Welcome to Employment Edit, our pick of the key employment law developments from the last couple of weeks:
- Restrictive covenants – A recent High Court decision serves as a reminder that the enforceability of restrictive covenants is assessed as at the date they are entered into and not when you later try to enforce them. In this case, a restriction that was held to unenforceable when entered into given the employee's junior role at the time, remained unenforceable on his departure, despite his having worked his way up to a senior position with access to key business contacts and confidential information. As part of any promotion or role change, employers should, as a matter of course, review the suitability of any existing covenants and consider if new or varied covenants are required (Bartholomews Agri Food Ltd v Thornton). It is also important to address whether specific consideration will be needed if you want new or varied employee restraints to be valid (Re-Use Collections Ltd v Sendall).

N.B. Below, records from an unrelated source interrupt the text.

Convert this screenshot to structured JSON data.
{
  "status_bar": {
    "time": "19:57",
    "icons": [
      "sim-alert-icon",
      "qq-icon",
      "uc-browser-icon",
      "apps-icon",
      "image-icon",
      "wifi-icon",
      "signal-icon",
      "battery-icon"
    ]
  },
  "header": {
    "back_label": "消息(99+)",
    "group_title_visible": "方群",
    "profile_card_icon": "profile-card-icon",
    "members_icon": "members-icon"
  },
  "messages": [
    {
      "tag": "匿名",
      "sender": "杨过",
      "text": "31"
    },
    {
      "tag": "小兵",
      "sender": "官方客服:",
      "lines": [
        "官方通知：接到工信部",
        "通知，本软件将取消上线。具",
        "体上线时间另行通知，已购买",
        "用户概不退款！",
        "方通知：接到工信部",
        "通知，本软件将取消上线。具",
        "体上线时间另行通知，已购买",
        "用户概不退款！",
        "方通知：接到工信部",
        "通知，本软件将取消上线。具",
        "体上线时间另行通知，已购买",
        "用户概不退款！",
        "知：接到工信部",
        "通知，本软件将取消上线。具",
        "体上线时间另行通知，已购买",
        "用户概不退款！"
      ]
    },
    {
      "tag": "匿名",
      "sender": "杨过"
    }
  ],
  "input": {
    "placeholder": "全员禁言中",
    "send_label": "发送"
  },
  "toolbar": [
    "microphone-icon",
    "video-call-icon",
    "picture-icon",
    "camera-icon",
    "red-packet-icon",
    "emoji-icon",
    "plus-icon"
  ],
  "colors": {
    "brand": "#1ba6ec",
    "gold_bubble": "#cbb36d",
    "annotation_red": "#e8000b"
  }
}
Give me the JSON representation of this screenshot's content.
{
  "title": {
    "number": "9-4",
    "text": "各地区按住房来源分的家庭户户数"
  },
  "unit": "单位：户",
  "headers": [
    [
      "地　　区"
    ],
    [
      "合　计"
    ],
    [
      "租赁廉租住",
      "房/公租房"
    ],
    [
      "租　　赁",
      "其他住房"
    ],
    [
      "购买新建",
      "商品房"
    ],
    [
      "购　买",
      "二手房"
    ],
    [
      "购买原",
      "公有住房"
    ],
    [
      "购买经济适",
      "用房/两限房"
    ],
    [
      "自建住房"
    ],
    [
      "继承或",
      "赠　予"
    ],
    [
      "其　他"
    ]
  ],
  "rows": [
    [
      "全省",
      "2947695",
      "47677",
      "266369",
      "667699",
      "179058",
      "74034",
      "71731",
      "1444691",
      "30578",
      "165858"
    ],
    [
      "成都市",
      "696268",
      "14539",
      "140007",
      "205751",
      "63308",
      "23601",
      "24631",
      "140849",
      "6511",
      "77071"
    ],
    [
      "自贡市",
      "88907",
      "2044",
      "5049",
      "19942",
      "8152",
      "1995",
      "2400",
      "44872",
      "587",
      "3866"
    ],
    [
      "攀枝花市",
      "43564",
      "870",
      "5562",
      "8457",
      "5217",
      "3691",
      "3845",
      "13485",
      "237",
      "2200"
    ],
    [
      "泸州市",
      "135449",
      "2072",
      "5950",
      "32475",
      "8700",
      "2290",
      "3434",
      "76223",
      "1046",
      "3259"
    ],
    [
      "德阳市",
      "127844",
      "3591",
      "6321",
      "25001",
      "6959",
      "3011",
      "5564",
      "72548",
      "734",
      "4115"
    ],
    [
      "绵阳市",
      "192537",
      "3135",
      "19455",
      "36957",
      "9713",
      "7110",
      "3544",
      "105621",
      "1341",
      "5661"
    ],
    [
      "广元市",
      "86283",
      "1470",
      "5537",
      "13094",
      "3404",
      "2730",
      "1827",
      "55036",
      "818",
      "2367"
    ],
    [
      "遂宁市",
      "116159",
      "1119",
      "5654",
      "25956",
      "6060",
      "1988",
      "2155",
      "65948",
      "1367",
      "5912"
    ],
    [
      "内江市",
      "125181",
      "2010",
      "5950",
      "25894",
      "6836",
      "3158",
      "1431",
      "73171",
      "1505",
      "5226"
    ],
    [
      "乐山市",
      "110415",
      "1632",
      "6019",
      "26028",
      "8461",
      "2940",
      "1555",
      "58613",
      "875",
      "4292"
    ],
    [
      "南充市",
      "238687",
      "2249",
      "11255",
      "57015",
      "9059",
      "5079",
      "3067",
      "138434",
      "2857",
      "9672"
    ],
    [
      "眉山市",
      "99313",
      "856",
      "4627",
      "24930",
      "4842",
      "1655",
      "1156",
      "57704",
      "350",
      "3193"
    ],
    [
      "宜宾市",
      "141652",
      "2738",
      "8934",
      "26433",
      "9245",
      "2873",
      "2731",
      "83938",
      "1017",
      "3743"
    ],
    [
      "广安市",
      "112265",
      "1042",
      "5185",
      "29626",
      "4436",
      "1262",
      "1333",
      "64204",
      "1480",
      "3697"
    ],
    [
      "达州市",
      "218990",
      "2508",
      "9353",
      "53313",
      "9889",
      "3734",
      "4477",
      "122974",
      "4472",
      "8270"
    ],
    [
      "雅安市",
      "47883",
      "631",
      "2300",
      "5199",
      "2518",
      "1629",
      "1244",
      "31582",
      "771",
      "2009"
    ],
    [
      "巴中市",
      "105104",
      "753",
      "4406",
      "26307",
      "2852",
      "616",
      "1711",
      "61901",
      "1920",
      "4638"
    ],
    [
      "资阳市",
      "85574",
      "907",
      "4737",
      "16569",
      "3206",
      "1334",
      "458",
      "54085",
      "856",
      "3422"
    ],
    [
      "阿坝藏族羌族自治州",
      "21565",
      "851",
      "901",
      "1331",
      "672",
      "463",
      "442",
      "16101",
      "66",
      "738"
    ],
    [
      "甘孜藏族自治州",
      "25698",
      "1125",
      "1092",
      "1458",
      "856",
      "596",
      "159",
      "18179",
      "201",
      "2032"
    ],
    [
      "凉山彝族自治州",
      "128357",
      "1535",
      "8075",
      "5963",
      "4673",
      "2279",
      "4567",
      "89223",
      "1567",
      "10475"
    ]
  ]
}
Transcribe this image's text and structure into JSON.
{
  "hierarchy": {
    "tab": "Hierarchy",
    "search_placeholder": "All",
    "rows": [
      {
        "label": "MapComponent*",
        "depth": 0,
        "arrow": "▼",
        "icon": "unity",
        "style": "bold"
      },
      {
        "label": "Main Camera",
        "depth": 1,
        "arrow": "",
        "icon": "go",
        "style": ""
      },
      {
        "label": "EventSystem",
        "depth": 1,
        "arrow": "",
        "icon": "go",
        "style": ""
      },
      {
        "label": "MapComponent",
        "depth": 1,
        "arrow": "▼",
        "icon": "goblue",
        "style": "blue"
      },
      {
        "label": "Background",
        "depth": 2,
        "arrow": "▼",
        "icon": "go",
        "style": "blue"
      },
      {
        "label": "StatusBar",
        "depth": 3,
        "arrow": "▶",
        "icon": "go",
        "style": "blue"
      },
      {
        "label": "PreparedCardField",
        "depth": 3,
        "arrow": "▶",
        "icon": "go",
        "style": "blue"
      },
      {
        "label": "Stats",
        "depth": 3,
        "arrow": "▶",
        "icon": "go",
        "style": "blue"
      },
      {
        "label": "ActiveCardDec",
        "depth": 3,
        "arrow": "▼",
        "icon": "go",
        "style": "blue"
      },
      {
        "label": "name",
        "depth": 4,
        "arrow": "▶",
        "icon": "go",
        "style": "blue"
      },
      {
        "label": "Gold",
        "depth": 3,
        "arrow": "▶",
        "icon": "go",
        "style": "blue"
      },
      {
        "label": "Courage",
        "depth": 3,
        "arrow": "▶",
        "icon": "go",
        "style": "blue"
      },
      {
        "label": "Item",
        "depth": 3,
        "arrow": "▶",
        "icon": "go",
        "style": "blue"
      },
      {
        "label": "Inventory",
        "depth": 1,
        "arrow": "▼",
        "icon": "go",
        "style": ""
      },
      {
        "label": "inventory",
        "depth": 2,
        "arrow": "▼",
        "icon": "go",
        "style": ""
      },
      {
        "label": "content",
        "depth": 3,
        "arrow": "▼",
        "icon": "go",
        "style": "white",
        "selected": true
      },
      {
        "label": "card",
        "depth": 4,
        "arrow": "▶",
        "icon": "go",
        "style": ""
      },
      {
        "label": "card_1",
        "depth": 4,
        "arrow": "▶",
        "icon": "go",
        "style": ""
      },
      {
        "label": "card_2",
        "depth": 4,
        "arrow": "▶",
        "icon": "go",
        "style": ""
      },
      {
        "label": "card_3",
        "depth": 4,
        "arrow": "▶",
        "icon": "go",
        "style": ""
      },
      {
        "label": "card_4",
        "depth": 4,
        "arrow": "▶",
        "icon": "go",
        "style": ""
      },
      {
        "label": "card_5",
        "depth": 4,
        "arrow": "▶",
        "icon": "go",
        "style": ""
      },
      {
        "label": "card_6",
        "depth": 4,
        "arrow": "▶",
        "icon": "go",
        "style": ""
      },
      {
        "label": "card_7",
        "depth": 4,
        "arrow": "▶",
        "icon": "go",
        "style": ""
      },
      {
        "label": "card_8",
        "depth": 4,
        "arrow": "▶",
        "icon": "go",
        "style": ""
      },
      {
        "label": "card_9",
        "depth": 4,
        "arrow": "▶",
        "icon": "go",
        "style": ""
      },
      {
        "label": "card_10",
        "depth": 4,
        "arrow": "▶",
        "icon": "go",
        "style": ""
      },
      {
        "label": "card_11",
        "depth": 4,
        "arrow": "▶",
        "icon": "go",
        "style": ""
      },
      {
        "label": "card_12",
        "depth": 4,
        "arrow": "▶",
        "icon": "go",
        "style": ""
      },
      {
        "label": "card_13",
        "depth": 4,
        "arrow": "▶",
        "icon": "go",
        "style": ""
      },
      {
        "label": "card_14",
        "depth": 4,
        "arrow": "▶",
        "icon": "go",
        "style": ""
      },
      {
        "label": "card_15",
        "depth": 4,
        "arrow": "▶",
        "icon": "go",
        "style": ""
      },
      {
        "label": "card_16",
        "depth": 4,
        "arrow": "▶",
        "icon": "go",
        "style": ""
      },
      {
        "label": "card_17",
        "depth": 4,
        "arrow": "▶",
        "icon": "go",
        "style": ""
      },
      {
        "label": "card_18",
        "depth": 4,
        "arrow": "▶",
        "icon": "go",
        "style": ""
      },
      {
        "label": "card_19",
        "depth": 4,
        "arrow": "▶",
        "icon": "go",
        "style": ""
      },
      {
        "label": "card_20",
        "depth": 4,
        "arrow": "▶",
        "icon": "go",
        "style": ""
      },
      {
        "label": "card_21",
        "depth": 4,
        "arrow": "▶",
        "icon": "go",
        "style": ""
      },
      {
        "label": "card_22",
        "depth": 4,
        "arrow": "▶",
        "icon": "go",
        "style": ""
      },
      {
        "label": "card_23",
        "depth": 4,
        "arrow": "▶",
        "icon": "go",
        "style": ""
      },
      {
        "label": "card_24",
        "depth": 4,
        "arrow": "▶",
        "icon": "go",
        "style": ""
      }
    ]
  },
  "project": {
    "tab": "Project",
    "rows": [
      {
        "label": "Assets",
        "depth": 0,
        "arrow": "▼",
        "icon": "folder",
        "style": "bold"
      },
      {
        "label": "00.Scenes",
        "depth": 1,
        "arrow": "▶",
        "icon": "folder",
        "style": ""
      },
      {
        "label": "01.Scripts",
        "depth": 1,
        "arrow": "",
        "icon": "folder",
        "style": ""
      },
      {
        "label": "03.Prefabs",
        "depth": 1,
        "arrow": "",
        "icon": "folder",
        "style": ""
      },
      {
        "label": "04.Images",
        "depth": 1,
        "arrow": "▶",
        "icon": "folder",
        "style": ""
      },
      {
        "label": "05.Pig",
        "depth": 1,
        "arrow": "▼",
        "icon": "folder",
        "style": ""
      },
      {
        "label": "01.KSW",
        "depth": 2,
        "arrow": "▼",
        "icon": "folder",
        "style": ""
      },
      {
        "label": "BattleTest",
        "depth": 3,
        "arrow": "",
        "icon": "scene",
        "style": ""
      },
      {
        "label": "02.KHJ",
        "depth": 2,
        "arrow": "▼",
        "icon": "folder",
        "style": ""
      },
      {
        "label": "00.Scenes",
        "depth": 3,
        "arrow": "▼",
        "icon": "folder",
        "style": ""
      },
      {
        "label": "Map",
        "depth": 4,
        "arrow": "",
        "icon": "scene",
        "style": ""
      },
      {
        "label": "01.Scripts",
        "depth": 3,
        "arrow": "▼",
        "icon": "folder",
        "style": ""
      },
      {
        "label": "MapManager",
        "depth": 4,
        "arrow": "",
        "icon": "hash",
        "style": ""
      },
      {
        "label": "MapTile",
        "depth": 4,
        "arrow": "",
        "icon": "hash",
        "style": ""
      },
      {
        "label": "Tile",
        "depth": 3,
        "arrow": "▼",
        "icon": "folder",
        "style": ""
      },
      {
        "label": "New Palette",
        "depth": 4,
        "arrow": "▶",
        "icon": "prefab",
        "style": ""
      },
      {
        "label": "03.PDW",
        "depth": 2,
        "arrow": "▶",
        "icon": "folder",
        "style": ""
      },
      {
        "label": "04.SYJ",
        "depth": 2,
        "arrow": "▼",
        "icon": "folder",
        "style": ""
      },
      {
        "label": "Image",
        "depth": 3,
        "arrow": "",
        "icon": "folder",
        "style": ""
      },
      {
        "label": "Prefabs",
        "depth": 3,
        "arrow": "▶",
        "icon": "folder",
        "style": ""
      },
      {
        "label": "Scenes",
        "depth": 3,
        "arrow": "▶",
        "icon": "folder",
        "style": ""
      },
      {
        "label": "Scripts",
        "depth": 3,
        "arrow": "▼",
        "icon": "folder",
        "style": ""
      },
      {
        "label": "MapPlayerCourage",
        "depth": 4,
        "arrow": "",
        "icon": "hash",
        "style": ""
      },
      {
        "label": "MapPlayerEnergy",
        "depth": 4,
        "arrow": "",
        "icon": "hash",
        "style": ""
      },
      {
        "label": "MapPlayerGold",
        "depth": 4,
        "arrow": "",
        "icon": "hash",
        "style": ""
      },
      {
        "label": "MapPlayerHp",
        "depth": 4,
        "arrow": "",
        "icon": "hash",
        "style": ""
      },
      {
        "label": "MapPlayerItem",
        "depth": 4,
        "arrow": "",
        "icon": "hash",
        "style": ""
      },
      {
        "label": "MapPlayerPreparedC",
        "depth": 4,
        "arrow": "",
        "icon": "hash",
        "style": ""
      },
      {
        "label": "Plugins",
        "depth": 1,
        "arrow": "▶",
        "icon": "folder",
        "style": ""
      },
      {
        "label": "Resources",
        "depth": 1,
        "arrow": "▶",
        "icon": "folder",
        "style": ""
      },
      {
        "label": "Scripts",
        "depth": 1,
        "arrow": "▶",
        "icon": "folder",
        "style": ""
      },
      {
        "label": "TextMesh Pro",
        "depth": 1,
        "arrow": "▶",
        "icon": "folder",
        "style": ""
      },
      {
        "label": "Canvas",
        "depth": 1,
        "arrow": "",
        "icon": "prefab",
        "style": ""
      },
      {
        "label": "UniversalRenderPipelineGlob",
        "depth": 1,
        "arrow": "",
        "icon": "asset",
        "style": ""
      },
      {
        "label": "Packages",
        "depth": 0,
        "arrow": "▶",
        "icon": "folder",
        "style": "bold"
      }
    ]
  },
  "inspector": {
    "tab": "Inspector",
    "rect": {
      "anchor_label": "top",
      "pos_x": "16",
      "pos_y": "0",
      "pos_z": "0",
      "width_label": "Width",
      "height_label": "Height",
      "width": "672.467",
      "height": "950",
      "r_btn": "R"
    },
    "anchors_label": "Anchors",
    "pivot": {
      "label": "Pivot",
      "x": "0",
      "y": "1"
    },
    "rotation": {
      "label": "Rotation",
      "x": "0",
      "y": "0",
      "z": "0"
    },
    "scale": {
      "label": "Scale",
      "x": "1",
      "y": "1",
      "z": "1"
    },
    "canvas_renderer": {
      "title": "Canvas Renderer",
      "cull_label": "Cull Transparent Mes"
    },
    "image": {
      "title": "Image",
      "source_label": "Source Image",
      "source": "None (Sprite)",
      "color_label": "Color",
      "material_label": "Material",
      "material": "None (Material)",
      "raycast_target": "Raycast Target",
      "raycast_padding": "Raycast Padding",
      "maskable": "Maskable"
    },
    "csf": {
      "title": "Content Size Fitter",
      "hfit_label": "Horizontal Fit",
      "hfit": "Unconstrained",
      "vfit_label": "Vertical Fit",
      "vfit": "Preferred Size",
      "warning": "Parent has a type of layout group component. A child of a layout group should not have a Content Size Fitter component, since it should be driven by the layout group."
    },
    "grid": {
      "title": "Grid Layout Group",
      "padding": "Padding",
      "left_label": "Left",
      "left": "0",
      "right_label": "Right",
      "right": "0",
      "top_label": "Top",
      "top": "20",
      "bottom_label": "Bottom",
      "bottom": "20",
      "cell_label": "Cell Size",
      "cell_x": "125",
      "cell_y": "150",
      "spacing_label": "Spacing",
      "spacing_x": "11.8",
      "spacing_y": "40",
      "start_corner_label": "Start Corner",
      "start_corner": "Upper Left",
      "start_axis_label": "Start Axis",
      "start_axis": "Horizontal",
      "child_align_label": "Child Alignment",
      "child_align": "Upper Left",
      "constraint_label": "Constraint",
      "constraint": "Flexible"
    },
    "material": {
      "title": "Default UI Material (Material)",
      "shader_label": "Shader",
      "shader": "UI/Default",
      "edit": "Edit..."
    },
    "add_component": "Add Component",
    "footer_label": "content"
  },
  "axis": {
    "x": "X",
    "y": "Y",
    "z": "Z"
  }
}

- Immigration skills charge – to incentivise the training of British workers, the government plans to introduce a new charge, from April 2017, requiring employers to pay £1,000 a year for each migrant they employ in skilled areas.
- Apprentices and young workers – Acas has published a new guide to help employers to manage and support apprentices and young workers. In addition, BIS has published guidance on how the Apprenticeship Levy will work.
- Sex discrimination – Acas have also published new guidance for employers and employees on how to prevent sex discrimination in the workplace.
- National minimum wage and living wage – BIS have published a new booklet on how to calculate the minimum wage, what counts as pay, what hours need to be counted, and how the minimum wage is enforced.